There's been a bit of buzz about Twitter and Facebook users responding to the incomprehensibly catastrophic earthquake/tsunami/nuclear emergency in Japan with alleged quips like "Karma is a bitch" and "This is payback for Pearl Harbour".
Now, to anyone with just a light dusting of sense, these are mind-numbingly atrocious comments, rooted in the black heart of racism and pig-headed stupidity.
Nobody responded to the Queensland's natural disasters by saying "That's payback for the state's historical record of appalling treatment of indigenous Australians."
Nobody responded to the tragedy in New Zealand by saying "That's for Xena: Warrior Princess".
And with good reason - the issues are wholly and utterly unrelated (and because Xena, sadly unlike Queensland's treatment of its indigenous peoples, is awesome).
So I wonder - when people are writing these types of comments, does there come a point in their minds when they think: "Am I the baddie?"
Leaving aside the fact that the internet can turn even the nicest of humans into a rabid trough-feeding cretin - the answer is, depressingly, "probably not".
The fact that you could spew such hateful comments when about half a second of rational thought would indicate to you that they were patently ridiculous, seems to suggest that some people are just "the baddies."
I know I sometimes apply this question of "Am I the baddie?" to myself.
I like to think that I'm a basically decent person, who tries to be kind, and supportive and inclusive and gracious.
But I'm vulnerable to jealousy, pettiness, grumpiness, anger and hurt. I often say things I regret; I yearn for a "do-over", as our American friends would say, at least a few times every month. I've wished for people to fail; I've hated the fact I've failed; I've blamed others for problems of my own doing; I've said non-PC things; I've put on a false face; I've been guilty of schadenfreude.
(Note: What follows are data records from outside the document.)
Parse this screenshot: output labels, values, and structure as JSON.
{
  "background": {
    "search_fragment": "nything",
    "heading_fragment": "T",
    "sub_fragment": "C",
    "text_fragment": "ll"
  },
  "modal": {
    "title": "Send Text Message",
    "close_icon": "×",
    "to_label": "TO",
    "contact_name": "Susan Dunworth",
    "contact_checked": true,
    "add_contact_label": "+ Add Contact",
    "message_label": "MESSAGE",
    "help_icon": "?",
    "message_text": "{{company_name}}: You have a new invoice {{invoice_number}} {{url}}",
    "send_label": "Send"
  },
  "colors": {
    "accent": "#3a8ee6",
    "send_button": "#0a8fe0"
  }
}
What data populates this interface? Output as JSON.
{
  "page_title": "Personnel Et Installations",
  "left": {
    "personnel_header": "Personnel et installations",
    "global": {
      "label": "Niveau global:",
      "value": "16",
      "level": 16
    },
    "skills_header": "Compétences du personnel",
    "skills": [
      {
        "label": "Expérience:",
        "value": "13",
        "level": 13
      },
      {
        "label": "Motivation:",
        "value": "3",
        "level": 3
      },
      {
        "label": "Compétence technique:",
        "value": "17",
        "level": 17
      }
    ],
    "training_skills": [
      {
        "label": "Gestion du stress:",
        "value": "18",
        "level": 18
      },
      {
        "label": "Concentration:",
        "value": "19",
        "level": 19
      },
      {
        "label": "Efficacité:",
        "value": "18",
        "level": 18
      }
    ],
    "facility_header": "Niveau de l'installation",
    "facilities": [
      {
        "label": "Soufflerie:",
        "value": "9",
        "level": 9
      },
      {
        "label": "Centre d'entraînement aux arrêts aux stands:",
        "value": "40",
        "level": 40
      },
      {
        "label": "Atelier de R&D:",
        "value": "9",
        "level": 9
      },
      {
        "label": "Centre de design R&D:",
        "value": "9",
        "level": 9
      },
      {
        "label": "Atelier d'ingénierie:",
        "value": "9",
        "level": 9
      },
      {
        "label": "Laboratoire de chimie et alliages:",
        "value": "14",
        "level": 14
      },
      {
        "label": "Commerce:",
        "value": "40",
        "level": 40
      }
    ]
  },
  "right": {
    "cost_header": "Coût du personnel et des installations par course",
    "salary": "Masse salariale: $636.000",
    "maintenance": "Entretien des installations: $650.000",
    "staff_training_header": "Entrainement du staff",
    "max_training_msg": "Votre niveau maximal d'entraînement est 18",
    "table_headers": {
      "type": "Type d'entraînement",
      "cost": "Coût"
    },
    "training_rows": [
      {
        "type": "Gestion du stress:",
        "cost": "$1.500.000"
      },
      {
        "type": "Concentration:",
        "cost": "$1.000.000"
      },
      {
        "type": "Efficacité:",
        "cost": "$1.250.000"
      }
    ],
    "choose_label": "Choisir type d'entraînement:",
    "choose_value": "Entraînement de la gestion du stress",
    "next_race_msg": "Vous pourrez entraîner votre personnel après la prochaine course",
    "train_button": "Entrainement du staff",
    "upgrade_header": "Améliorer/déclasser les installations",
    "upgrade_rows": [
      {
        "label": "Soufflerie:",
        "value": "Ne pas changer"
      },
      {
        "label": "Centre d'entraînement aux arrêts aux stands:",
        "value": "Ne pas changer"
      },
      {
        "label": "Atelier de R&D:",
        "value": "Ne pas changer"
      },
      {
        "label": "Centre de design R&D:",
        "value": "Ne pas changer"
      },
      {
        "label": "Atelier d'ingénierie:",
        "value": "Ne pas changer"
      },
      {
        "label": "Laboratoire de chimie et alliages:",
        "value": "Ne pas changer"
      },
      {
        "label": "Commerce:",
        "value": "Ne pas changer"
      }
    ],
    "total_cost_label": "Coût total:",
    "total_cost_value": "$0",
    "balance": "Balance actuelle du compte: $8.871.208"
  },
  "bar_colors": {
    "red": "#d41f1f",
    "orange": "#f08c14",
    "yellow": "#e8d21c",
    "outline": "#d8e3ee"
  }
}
If my conscious were a judge, it would have the black hanging cap on.
And so, like David Mitchell's hapless Nazi, I see the skull branded on my own forehead and wonder if maybe I am the baddie.
Of course, what stops one going mad is knowing that there must be rankings of "badness".
I mean, I've never tried to apportion blame for a natural disaster onto a historical event, through a warped sense of cosmic revenge. So that's a start.
And I'm NOT Andrew Bolt, so I must be at least a few rungs higher than Andrew Bolt.